The curiously named Furhat Robotics is planning to keep Misty Robotics’ Colorado home as the base for its U.S. operations, and is keeping eight of the most senior staff members of the company as it is finding ways to integrate the two technologies.
“We’re keeping the senior team; the head of operations, engineering, business development, and senior software developers are joining us, ” says CEO and co-founder of Furhat Robotics, Samer Al Moubayed. “Misty has done a great job in building a very scalable production operation, building the products by a well-known partner in China.”
The companies claim they are operating from a “unified vision”, and say that Furhat Robotics will continue to support the Misty Robotics brand, helping develop and expand the product range, as well as integrating Furhat and Misty features to enhance future social robots.
“Acquisitions in the world of social robotics are very rare. This might be the first time this happens in history, actually. It’s just a very early stage of the industry,” says Al Moubayed. “This company spun out of Spiro. What’s very unique about the robot is that it might look like a toy, but it’s very likable, very approachable. And yet, it’s extremely advanced. What Misty Robotics succeeded at, is they put the best technologies available in the world in a very likable robot.”

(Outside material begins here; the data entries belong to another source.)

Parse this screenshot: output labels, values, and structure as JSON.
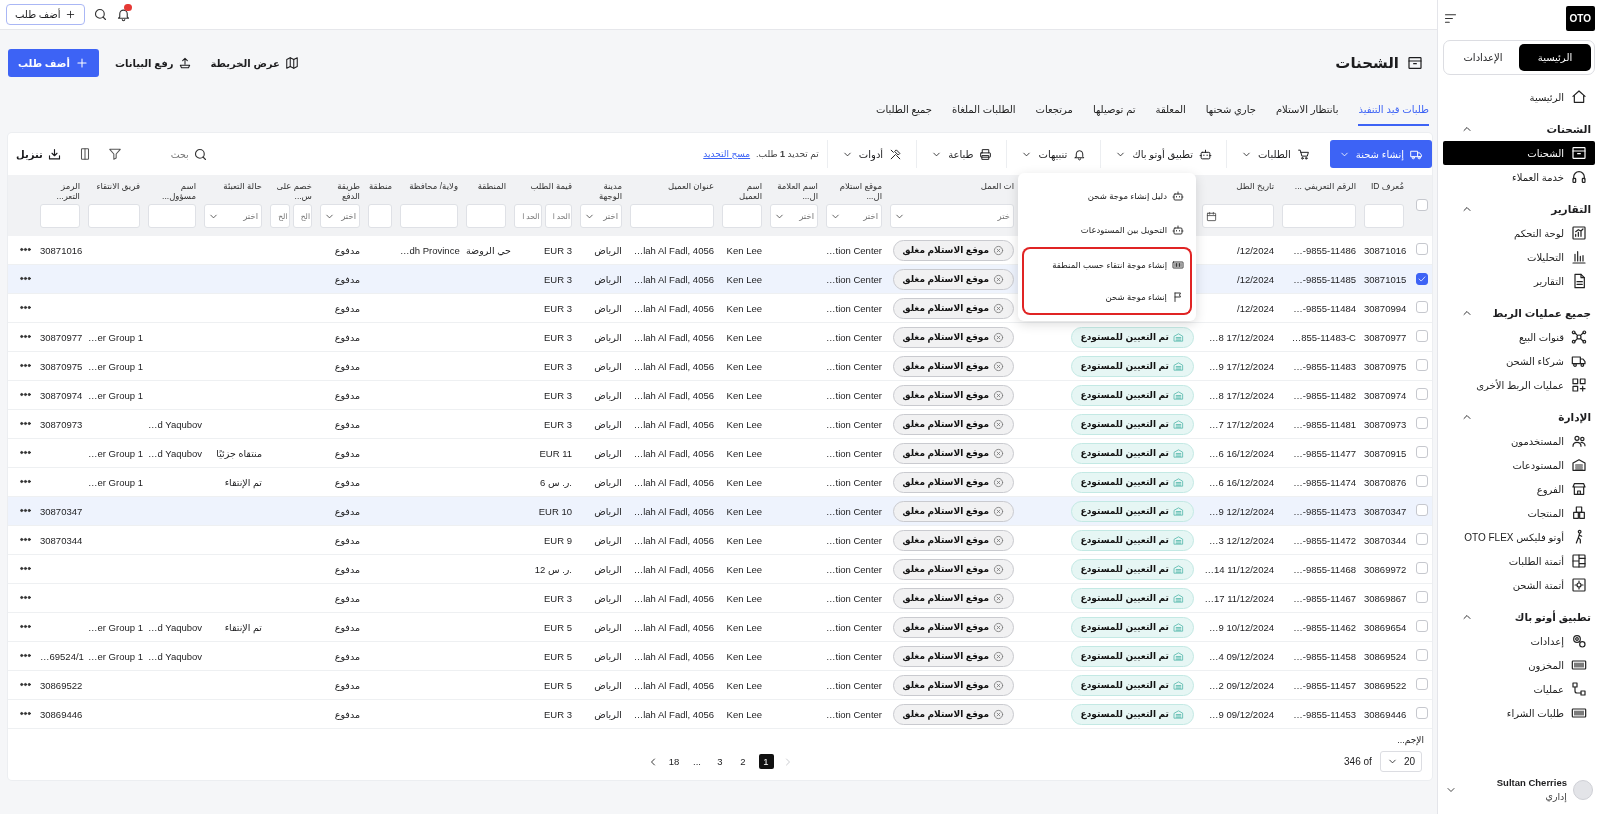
{
  "topbar": {
    "add_button": "أضف طلب",
    "notifications": {
      "unread": true
    }
  },
  "sidebar": {
    "logo": "OTO",
    "tabs": [
      {
        "label": "الرئيسية",
        "selected": true
      },
      {
        "label": "الإعدادات",
        "selected": false
      }
    ],
    "home": {
      "label": "الرئيسية",
      "selected": false
    },
    "sections": [
      {
        "title": "الشحنات",
        "expanded": true,
        "items": [
          {
            "label": "الشحنات",
            "selected": true
          },
          {
            "label": "خدمة العملاء",
            "selected": false
          }
        ]
      },
      {
        "title": "التقارير",
        "expanded": true,
        "items": [
          {
            "label": "لوحة التحكم",
            "selected": false
          },
          {
            "label": "التحليلات",
            "selected": false
          },
          {
            "label": "التقارير",
            "selected": false
          }
        ]
      },
      {
        "title": "جميع عمليات الربط",
        "expanded": true,
        "items": [
          {
            "label": "قنوات البيع",
            "selected": false
          },
          {
            "label": "شركاء الشحن",
            "selected": false
          },
          {
            "label": "عمليات الربط الأخرى",
            "selected": false
          }
        ]
      },
      {
        "title": "الإدارة",
        "expanded": true,
        "items": [
          {
            "label": "المستخدمون",
            "selected": false
          },
          {
            "label": "المستودعات",
            "selected": false
          },
          {
            "label": "الفروع",
            "selected": false
          },
          {
            "label": "المنتجات",
            "selected": false
          },
          {
            "label": "أوتو فليكس OTO FLEX",
            "selected": false
          },
          {
            "label": "أتمتة الطلبات",
            "selected": false
          },
          {
            "label": "أتمتة الشحن",
            "selected": false
          }
        ]
      },
      {
        "title": "تطبيق أوتو باك",
        "expanded": true,
        "items": [
          {
            "label": "إعدادات",
            "selected": false
          },
          {
            "label": "المخزون",
            "selected": false
          },
          {
            "label": "عمليات",
            "selected": false
          },
          {
            "label": "طلبات الشراء",
            "selected": false
          }
        ]
      }
    ],
    "user": {
      "name": "Sultan Cherries",
      "role": "إداري"
    }
  },
  "page": {
    "title": "الشحنات",
    "actions": [
      {
        "label": "عرض الخريطة",
        "kind": "plain"
      },
      {
        "label": "رفع البيانات",
        "kind": "plain"
      },
      {
        "label": "أضف طلب",
        "kind": "primary"
      }
    ]
  },
  "tabs": [
    {
      "label": "طلبات قيد التنفيذ",
      "selected": true
    },
    {
      "label": "بانتظار الاستلام",
      "selected": false
    },
    {
      "label": "جاري شحنها",
      "selected": false
    },
    {
      "label": "المعلقة",
      "selected": false
    },
    {
      "label": "تم توصيلها",
      "selected": false
    },
    {
      "label": "مرتجعات",
      "selected": false
    },
    {
      "label": "الطلبات الملغاة",
      "selected": false
    },
    {
      "label": "جميع الطلبات",
      "selected": false
    }
  ],
  "toolbar": {
    "buttons": [
      {
        "label": "إنشاء شحنة",
        "kind": "primary"
      },
      {
        "label": "الطلبات",
        "kind": "menu"
      },
      {
        "label": "تطبيق أوتو باك",
        "kind": "menu"
      },
      {
        "label": "تنبيهات",
        "kind": "menu"
      },
      {
        "label": "طباعة",
        "kind": "menu"
      },
      {
        "label": "أدوات",
        "kind": "menu"
      }
    ],
    "selection_note": "تم تحديد **1** طلب.",
    "clear_link": "مسح التحديد",
    "search": {
      "placeholder": "بحث"
    },
    "download": "تنزيل",
    "dropdown": [
      {
        "label": "دليل إنشاء موجة شحن",
        "highlighted": false
      },
      {
        "label": "التحويل بين المستودعات",
        "highlighted": false
      },
      {
        "label": "إنشاء موجة انتقاء حسب المنطقة",
        "highlighted": true
      },
      {
        "label": "إنشاء موجة شحن",
        "highlighted": true
      }
    ]
  },
  "table": {
    "select_all": false,
    "columns": [
      {
        "label": "مُعرف ID",
        "filter": {
          "kind": "text"
        }
      },
      {
        "label": "الرقم التعريفي ...",
        "filter": {
          "kind": "text"
        }
      },
      {
        "label": "تاريخ الطل",
        "filter": {
          "kind": "date"
        }
      },
      {
        "kind": "status"
      },
      {
        "label": "ات العمل",
        "kind": "tag",
        "filter": {
          "kind": "select",
          "placeholder": "ختر"
        }
      },
      {
        "label": "موقع استلام ال...",
        "filter": {
          "kind": "select",
          "placeholder": "اختر"
        }
      },
      {
        "label": "اسم العلامة ال...",
        "filter": {
          "kind": "select",
          "placeholder": "اختر"
        }
      },
      {
        "label": "اسم العميل",
        "filter": {
          "kind": "text"
        }
      },
      {
        "label": "عنوان العميل",
        "filter": {
          "kind": "text"
        }
      },
      {
        "label": "مدينة الوجهة",
        "filter": {
          "kind": "select",
          "placeholder": "اختر"
        }
      },
      {
        "label": "قيمة الطلب",
        "filter": {
          "kind": "range",
          "placeholders": [
            "الحد ا",
            "الحد ا"
          ]
        }
      },
      {
        "label": "المنطقة",
        "filter": {
          "kind": "text"
        }
      },
      {
        "label": "ولاية/ محافظة",
        "filter": {
          "kind": "text"
        }
      },
      {
        "label": "منطقة",
        "filter": {
          "kind": "text"
        }
      },
      {
        "label": "طريقة الدفع",
        "filter": {
          "kind": "select",
          "placeholder": "اختر"
        }
      },
      {
        "label": "خصم على س...",
        "filter": {
          "kind": "range",
          "placeholders": [
            "الح",
            "الح"
          ]
        }
      },
      {
        "label": "حالة التعبئة",
        "filter": {
          "kind": "select",
          "placeholder": "اختر"
        }
      },
      {
        "label": "اسم مسؤول...",
        "filter": {
          "kind": "text"
        }
      },
      {
        "label": "فريق الانتقاء",
        "filter": {
          "kind": "text"
        }
      },
      {
        "label": "الرمز التعر...",
        "filter": {
          "kind": "text"
        }
      },
      {
        "kind": "actions"
      }
    ],
    "rows": [
      {
        "selected": false,
        "hovered": false,
        "id": "30871016",
        "ref": "…-9855-11486",
        "date": "/12/2024",
        "work": "موقع الاستلام مغلق",
        "pickup": "…tion Center",
        "customer": "Ken Lee",
        "address": "…lah Al Fadl, 4056",
        "city": "الرياض",
        "value": "EUR 3",
        "region": "حي الروضة",
        "state": "…dh Province",
        "payment": "مدفوع",
        "code": "30871016"
      },
      {
        "selected": true,
        "hovered": false,
        "id": "30871015",
        "ref": "…-9855-11485",
        "date": "/12/2024",
        "work": "موقع الاستلام مغلق",
        "pickup": "…tion Center",
        "customer": "Ken Lee",
        "address": "…lah Al Fadl, 4056",
        "city": "الرياض",
        "value": "EUR 3",
        "payment": "مدفوع"
      },
      {
        "selected": false,
        "hovered": false,
        "id": "30870994",
        "ref": "…-9855-11484",
        "date": "/12/2024",
        "work": "موقع الاستلام مغلق",
        "pickup": "…tion Center",
        "customer": "Ken Lee",
        "address": "…lah Al Fadl, 4056",
        "city": "الرياض",
        "value": "EUR 3",
        "payment": "مدفوع"
      },
      {
        "selected": false,
        "hovered": false,
        "id": "30870977",
        "ref": "…855-11483-C",
        "date": "…8 17/12/2024",
        "status": "تم التعيين للمستودع",
        "work": "موقع الاستلام مغلق",
        "pickup": "…tion Center",
        "customer": "Ken Lee",
        "address": "…lah Al Fadl, 4056",
        "city": "الرياض",
        "value": "EUR 3",
        "payment": "مدفوع",
        "team": "…er Group 1",
        "code": "30870977"
      },
      {
        "selected": false,
        "hovered": false,
        "id": "30870975",
        "ref": "…-9855-11483",
        "date": "…9 17/12/2024",
        "status": "تم التعيين للمستودع",
        "work": "موقع الاستلام مغلق",
        "pickup": "…tion Center",
        "customer": "Ken Lee",
        "address": "…lah Al Fadl, 4056",
        "city": "الرياض",
        "value": "EUR 3",
        "payment": "مدفوع",
        "team": "…er Group 1",
        "code": "30870975"
      },
      {
        "selected": false,
        "hovered": false,
        "id": "30870974",
        "ref": "…-9855-11482",
        "date": "…8 17/12/2024",
        "status": "تم التعيين للمستودع",
        "work": "موقع الاستلام مغلق",
        "pickup": "…tion Center",
        "customer": "Ken Lee",
        "address": "…lah Al Fadl, 4056",
        "city": "الرياض",
        "value": "EUR 3",
        "payment": "مدفوع",
        "team": "…er Group 1",
        "code": "30870974"
      },
      {
        "selected": false,
        "hovered": false,
        "id": "30870973",
        "ref": "…-9855-11481",
        "date": "…7 17/12/2024",
        "status": "تم التعيين للمستودع",
        "work": "موقع الاستلام مغلق",
        "pickup": "…tion Center",
        "customer": "Ken Lee",
        "address": "…lah Al Fadl, 4056",
        "city": "الرياض",
        "value": "EUR 3",
        "payment": "مدفوع",
        "responsible": "…d Yaqubov",
        "code": "30870973"
      },
      {
        "selected": false,
        "hovered": false,
        "id": "30870915",
        "ref": "…-9855-11477",
        "date": "…6 16/12/2024",
        "status": "تم التعيين للمستودع",
        "work": "موقع الاستلام مغلق",
        "pickup": "…tion Center",
        "customer": "Ken Lee",
        "address": "…lah Al Fadl, 4056",
        "city": "الرياض",
        "value": "EUR 11",
        "payment": "مدفوع",
        "packing": "منتقاه جزئيًا",
        "responsible": "…d Yaqubov",
        "team": "…er Group 1"
      },
      {
        "selected": false,
        "hovered": false,
        "id": "30870876",
        "ref": "…-9855-11474",
        "date": "…6 16/12/2024",
        "status": "تم التعيين للمستودع",
        "work": "موقع الاستلام مغلق",
        "pickup": "…tion Center",
        "customer": "Ken Lee",
        "address": "…lah Al Fadl, 4056",
        "city": "الرياض",
        "value": "6 ر. س.",
        "payment": "مدفوع",
        "packing": "تم الإنتقاء",
        "team": "…er Group 1"
      },
      {
        "selected": false,
        "hovered": true,
        "id": "30870347",
        "ref": "…-9855-11473",
        "date": "…9 12/12/2024",
        "status": "تم التعيين للمستودع",
        "work": "موقع الاستلام مغلق",
        "pickup": "…tion Center",
        "customer": "Ken Lee",
        "address": "…lah Al Fadl, 4056",
        "city": "الرياض",
        "value": "EUR 10",
        "payment": "مدفوع",
        "code": "30870347"
      },
      {
        "selected": false,
        "hovered": false,
        "id": "30870344",
        "ref": "…-9855-11472",
        "date": "…3 12/12/2024",
        "status": "تم التعيين للمستودع",
        "work": "موقع الاستلام مغلق",
        "pickup": "…tion Center",
        "customer": "Ken Lee",
        "address": "…lah Al Fadl, 4056",
        "city": "الرياض",
        "value": "EUR 9",
        "payment": "مدفوع",
        "code": "30870344"
      },
      {
        "selected": false,
        "hovered": false,
        "id": "30869972",
        "ref": "…-9855-11468",
        "date": "…14 11/12/2024",
        "status": "تم التعيين للمستودع",
        "work": "موقع الاستلام مغلق",
        "pickup": "…tion Center",
        "customer": "Ken Lee",
        "address": "…lah Al Fadl, 4056",
        "city": "الرياض",
        "value": "12 ر. س.",
        "payment": "مدفوع"
      },
      {
        "selected": false,
        "hovered": false,
        "id": "30869867",
        "ref": "…-9855-11467",
        "date": "…17 11/12/2024",
        "status": "تم التعيين للمستودع",
        "work": "موقع الاستلام مغلق",
        "pickup": "…tion Center",
        "customer": "Ken Lee",
        "address": "…lah Al Fadl, 4056",
        "city": "الرياض",
        "value": "EUR 3",
        "payment": "مدفوع"
      },
      {
        "selected": false,
        "hovered": false,
        "id": "30869654",
        "ref": "…-9855-11462",
        "date": "…9 10/12/2024",
        "status": "تم التعيين للمستودع",
        "work": "موقع الاستلام مغلق",
        "pickup": "…tion Center",
        "customer": "Ken Lee",
        "address": "…lah Al Fadl, 4056",
        "city": "الرياض",
        "value": "EUR 5",
        "payment": "مدفوع",
        "packing": "تم الإنتقاء",
        "responsible": "…d Yaqubov",
        "team": "…er Group 1"
      },
      {
        "selected": false,
        "hovered": false,
        "id": "30869524",
        "ref": "…-9855-11458",
        "date": "…4 09/12/2024",
        "status": "تم التعيين للمستودع",
        "work": "موقع الاستلام مغلق",
        "pickup": "…tion Center",
        "customer": "Ken Lee",
        "address": "…lah Al Fadl, 4056",
        "city": "الرياض",
        "value": "EUR 5",
        "payment": "مدفوع",
        "responsible": "…d Yaqubov",
        "team": "…er Group 1",
        "code": "…69524/1"
      },
      {
        "selected": false,
        "hovered": false,
        "id": "30869522",
        "ref": "…-9855-11457",
        "date": "…2 09/12/2024",
        "status": "تم التعيين للمستودع",
        "work": "موقع الاستلام مغلق",
        "pickup": "…tion Center",
        "customer": "Ken Lee",
        "address": "…lah Al Fadl, 4056",
        "city": "الرياض",
        "value": "EUR 5",
        "payment": "مدفوع",
        "code": "30869522"
      },
      {
        "selected": false,
        "hovered": false,
        "id": "30869446",
        "ref": "…-9855-11453",
        "date": "…9 09/12/2024",
        "status": "تم التعيين للمستودع",
        "work": "موقع الاستلام مغلق",
        "pickup": "…tion Center",
        "customer": "Ken Lee",
        "address": "…lah Al Fadl, 4056",
        "city": "الرياض",
        "value": "EUR 3",
        "payment": "مدفوع",
        "code": "30869446"
      }
    ],
    "total_label": "الإجم..."
  },
  "pagination": {
    "page_size": "20",
    "count": "346 of",
    "prev": {
      "disabled": true
    },
    "next": {
      "disabled": false
    },
    "pages": [
      {
        "label": "1",
        "selected": true
      },
      {
        "label": "2",
        "selected": false
      },
      {
        "label": "3",
        "selected": false
      },
      {
        "label": "...",
        "selected": false
      },
      {
        "label": "18",
        "selected": false
      }
    ]
  }
}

The Furhat team suggests that its own product — a robot with a rear-projected animated face on it — is great for social robots that need to have an adult personality, such as airports, train stations or medical applications. What Misty adds to the mix is something that is far more extensible, and can be more expressive with its little arms and facial expression. Nonetheless, the Furhat team explains that while the two robots look very different, they have a lot in common, as well.
“For us, Misty is the piece that is that was missing. It helps us access a larger market focusing on education, for example,” explains Al Moubayed, exploring how the acquisition came about. “The technologies are very similar, but Misty is great at the hardware front, and we are very strong on software. Instead of building a new robot for educational use, Furhat decided to start looking for another solution.”
“Furhat Robotics is a true pioneer in its field,” commented founder and head of Product at Misty Robotics, Ian Bernstein. “We are joining forces to bring the future of robotic applications into the present and the combination of our specialties means that we will see even more incredible real-life applications of this amazing technology in the near future. Social robots are already playing a significant role in our lives, and by applying our combined expertise to solve real-world issues, the sky truly is the limit.”